force, to establish a retrieval program to provide for the retrieval of lost or abandoned commercial Dungeness crab traps by June 30, 2019. The bill would require, as part of the program, the department to establish a retrieval permit similar to the one described above, but would require the payment of a permit fee to obtain a retrieval permit and would provide that any Dungeness crab trap retrieved under the authority of a retrieval permit would become the property of the retrieval permitholder. The bill would require a retrieval permitholder to notify the former trap owner of the retrieval of a Dungeness crab trap and to offer to sell the trap to the former owner for a reasonable recovery fee. The bill would require the department to impose per-trap fees
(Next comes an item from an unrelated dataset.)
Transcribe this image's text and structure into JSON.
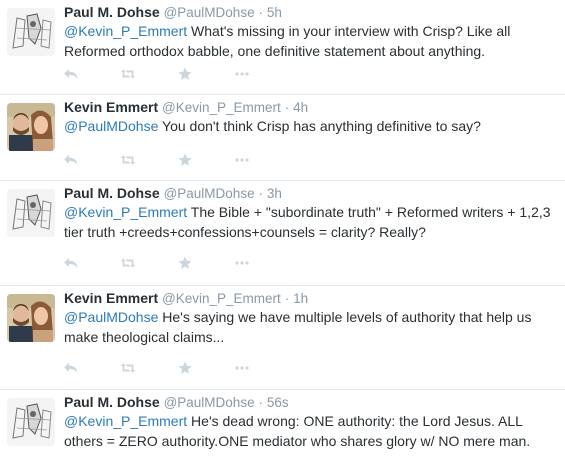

on any former owner who refuses to pay the recovery fee to the retrieval permitholder. The bill would require the department to set the rate of these fees at a level sufficient to recover any costs to the department from handling noncompliance with the gear retrieval program and to reimburse the retrieval permitholder, as provided, and would require the department, upon appropriation by the Legislature, to use the proceeds of these fees for those purposes. The bill would authorize, rather than require, the department to deny an application for renewal or
transfer of a Dungeness crab vessel permit until the applicant pays any fees imposed for failure to pay a recovery fee to a retrieval permitholder. The bill would make the revised provisions inoperative on April 1, 2029. By extending the operation of existing requirements, the violation of which would be a crime, the bill would impose a state-mandated local program.
(7) Existing law requires every trap or string of traps in state waters to be marked with a buoy.
This bill would require the Department of Fish and Wildlife, by January 1, 2020, to implement regulations requiring standardized gear marking for those fisheries in which the department
determines it is appropriate. The bill would require the department to establish a gear marking fee for each fishery requiring standardized gear marking and to set and adjust each fee in an amount to fully recover, but not exceed, all reasonable administrative and implementation costs of the department relating to the gear marking requirement. Because a violation of these regulations would be a crime, the bill would impose a state-mandated local program.
(8) The California Constitution requires the state to reimburse local agencies and school districts for certain costs mandated by the state. Statutory provisions establish procedures for making that reimbursement.
This bill would provide that no reimbursement is required by this act for a specified reason.